- ACTIVITY -
Exact repetition, please: start with the line where "Output a JSON" appears and stop after the final line of the records.
Top of ENTRIES SHOWN
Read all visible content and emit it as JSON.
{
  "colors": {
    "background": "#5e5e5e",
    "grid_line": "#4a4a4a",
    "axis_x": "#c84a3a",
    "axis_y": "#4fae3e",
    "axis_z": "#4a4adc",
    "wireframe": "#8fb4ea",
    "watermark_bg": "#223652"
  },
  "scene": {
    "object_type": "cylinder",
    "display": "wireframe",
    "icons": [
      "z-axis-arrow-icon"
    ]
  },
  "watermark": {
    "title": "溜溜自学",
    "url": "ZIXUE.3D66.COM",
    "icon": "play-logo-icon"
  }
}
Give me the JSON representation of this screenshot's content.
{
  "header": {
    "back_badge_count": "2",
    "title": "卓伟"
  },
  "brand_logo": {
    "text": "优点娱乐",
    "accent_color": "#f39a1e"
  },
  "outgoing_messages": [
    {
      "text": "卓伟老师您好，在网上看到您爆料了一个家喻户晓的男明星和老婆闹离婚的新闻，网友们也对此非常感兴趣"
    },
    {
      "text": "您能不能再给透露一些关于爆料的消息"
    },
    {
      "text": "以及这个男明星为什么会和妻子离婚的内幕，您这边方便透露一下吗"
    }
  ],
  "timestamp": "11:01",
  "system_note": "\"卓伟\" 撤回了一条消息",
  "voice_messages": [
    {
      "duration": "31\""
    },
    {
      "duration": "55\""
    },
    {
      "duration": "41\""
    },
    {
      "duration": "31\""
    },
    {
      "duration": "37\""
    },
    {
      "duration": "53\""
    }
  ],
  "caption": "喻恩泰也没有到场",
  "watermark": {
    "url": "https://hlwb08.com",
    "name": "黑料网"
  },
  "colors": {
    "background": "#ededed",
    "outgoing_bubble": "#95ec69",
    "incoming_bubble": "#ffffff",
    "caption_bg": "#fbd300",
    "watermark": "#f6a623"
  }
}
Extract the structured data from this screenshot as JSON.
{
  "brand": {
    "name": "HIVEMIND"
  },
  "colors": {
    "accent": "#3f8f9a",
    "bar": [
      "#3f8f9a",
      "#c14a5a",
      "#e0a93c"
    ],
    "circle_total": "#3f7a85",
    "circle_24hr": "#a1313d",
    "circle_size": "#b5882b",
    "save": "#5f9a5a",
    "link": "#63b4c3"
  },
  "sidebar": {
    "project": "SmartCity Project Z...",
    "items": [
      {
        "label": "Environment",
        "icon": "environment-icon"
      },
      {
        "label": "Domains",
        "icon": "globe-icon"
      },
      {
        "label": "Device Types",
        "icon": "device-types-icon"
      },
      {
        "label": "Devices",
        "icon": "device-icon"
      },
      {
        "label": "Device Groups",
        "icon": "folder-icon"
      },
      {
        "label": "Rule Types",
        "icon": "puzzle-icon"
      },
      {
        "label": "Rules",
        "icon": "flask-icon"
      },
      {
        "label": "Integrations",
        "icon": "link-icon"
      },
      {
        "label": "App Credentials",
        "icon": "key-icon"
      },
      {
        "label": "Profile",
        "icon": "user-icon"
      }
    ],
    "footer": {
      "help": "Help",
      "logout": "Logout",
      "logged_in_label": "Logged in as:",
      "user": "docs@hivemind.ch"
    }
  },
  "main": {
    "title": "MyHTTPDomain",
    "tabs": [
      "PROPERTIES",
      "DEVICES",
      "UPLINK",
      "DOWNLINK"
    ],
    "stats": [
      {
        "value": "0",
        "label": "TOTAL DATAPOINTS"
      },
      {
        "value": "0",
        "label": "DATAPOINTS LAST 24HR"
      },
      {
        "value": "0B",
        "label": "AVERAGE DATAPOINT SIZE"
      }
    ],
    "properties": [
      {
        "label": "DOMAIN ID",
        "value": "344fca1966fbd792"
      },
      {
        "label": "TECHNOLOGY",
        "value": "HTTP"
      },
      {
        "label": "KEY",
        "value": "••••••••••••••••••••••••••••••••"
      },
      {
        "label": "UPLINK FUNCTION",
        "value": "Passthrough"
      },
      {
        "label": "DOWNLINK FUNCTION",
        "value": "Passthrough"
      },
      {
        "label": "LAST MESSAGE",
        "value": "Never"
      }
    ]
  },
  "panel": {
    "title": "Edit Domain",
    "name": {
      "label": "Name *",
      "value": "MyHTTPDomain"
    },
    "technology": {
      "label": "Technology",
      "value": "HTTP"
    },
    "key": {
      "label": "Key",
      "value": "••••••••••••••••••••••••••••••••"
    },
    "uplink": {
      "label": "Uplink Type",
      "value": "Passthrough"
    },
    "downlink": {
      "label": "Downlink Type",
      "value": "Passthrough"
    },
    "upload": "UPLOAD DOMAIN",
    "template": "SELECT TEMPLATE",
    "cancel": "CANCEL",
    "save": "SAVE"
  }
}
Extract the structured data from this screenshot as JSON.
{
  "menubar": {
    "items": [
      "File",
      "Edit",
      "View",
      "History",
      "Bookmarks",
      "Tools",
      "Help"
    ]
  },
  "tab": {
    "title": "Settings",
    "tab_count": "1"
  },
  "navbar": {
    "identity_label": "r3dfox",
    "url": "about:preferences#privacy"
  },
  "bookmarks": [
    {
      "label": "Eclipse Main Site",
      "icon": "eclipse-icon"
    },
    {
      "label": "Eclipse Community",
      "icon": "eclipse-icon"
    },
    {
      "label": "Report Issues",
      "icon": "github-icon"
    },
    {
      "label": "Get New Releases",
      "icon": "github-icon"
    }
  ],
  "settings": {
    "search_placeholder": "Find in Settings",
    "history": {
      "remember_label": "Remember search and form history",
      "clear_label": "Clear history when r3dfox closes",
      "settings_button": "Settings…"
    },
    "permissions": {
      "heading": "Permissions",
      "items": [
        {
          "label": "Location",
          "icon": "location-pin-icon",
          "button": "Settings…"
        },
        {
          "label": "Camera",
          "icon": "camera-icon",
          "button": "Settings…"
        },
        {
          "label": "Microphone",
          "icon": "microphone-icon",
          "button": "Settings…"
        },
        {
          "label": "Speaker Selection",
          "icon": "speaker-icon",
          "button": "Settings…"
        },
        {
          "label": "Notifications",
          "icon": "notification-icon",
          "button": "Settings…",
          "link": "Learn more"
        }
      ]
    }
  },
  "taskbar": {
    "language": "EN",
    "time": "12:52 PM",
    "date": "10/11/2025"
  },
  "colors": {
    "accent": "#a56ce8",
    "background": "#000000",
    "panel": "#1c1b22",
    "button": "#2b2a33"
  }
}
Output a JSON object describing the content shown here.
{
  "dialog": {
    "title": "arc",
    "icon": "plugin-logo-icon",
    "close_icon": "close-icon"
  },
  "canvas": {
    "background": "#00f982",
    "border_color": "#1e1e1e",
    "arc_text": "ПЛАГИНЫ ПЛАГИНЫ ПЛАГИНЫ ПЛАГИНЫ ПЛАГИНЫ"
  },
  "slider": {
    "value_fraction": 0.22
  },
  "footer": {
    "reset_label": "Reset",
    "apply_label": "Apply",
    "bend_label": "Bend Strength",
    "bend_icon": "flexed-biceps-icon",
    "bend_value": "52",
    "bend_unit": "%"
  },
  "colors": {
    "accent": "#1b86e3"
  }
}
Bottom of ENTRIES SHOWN
- EXERCISE RESULT -
Output a JSON object describing the content shown here.
{
  "dialog": {
    "title": "arc",
    "icon": "plugin-logo-icon",
    "close_icon": "close-icon"
  },
  "canvas": {
    "background": "#00f982",
    "border_color": "#1e1e1e",
    "arc_text": "ПЛАГИНЫ ПЛАГИНЫ ПЛАГИНЫ ПЛАГИНЫ ПЛАГИНЫ"
  },
  "slider": {
    "value_fraction": 0.22
  },
  "footer": {
    "reset_label": "Reset",
    "apply_label": "Apply",
    "bend_label": "Bend Strength",
    "bend_icon": "flexed-biceps-icon",
    "bend_value": "52",
    "bend_unit": "%"
  },
  "colors": {
    "accent": "#1b86e3"
  }
}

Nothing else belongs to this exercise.